Fraud Prevention: 6 Proven Ways to Reduce Workplace Fraud
Workplace fraud is a big problem today. It’s when money, information, and/or other items are stolen by an employee. Different methods of fraud include skimming, larceny, and physical theft.
According to the Association of Certified Fraud Examiners' 2014 Report to the Nations, about 5% of an organization's gross annual sales are lost to fraud. The median loss caused by a single case of occupational fraud is $145,000, and 22% of occupational fraud cases cost more than $1 million. The longer a fraud goes undetected, the more the victim organization loses.
Establishing an ethical culture in the organization is one of the most important anti-fraud strategies.
“An ethical culture promotes honesty, integrity, respect, responsibility and accountability,” wrote ethics professor Dr. Steven Mintz in a blog post. “These values lead to trustworthiness in business and a framework by which all business actions and decisions should be evaluated.”
At the same time, everyone should be aware that dishonest acts will be punished, says Forensic Strategic Solutions executive Kelly Todd. “The opportunity to commit fraud is easier to rationalize when employees believe their wrongful acts will go undetected and unprosecuted.”
Here is a fraud prevention checklist for the workplace.

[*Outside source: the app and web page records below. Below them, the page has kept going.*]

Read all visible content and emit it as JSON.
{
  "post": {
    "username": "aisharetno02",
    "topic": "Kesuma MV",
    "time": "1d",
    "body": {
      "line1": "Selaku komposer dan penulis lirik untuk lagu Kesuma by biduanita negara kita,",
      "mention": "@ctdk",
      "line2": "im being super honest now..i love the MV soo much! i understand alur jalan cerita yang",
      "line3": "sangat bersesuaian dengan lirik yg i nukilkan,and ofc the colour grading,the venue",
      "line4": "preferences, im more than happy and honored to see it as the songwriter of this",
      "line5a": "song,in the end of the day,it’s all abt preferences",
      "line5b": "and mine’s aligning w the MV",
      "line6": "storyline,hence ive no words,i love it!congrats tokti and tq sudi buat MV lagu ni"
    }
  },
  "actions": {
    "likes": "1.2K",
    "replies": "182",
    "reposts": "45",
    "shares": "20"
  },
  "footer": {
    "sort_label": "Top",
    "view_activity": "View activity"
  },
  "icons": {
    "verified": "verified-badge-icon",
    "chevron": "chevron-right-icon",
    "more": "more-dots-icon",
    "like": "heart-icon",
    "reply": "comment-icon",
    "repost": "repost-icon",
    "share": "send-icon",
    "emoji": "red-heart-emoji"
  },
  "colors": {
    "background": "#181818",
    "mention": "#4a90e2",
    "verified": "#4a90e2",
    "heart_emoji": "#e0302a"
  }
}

Employee Training. Use on-going training to reinforce anti-fraud policies. What’s most important is that employees speak up when they see that something isn’t right in the workplace. Teach them common behavior traits of inside fraudsters, including living beyond their means, unnecessary long hours, medical concerns, signs of drug or gambling addictions, and close associations with vendors or customers.
Tips Line. According to ACFE, tips are “consistently and by far” the most common detection method. Organizations with a hotline are much more likely to catch fraud by a tip. A hotline can reduce the median loss from fraud by 40.5% and reduce the duration of a fraud by half.
Surprise Audits. Scheduled internal and external audits are critical business processes. But, according to a report by the Anti-Fraud Collaboration, surprise audits are the most effective when it comes to fraud prevention. Research has shown they can reduce the median loss from fraud by 43.4% and the median duration of fraud by 50%. Remember, fraudsters will cover up their wrongdoings if they know auditors are coming.
Data Monitoring. Data monitoring keeps track of content and changes to company files. ACFE says this is an often overlooked but effective anti-fraud control and can reduce fraud losses by almost 60%. At the same time, no single employee should ever be responsible for any one function.
Document Management. A comprehensive Document Management Policy helps to keep confidential information organized, compliant, and safe from creation to destruction. Documents are identified, labelled and securely stored until they are no longer needed.
Information Destruction. To prevent any compromises of information, partner with a reliable information destruction partner that has a secure chain-of-custody for both paper and e-media. Document destruction best practices should include locked containers, on or off site secure destruction using cross-cut shredding technology, and a certificate of destruction after every shred.
More than 40% of data breaches happen inside of businesses due to simple human error. This infographic illustrates how to reduce and avoid fraud.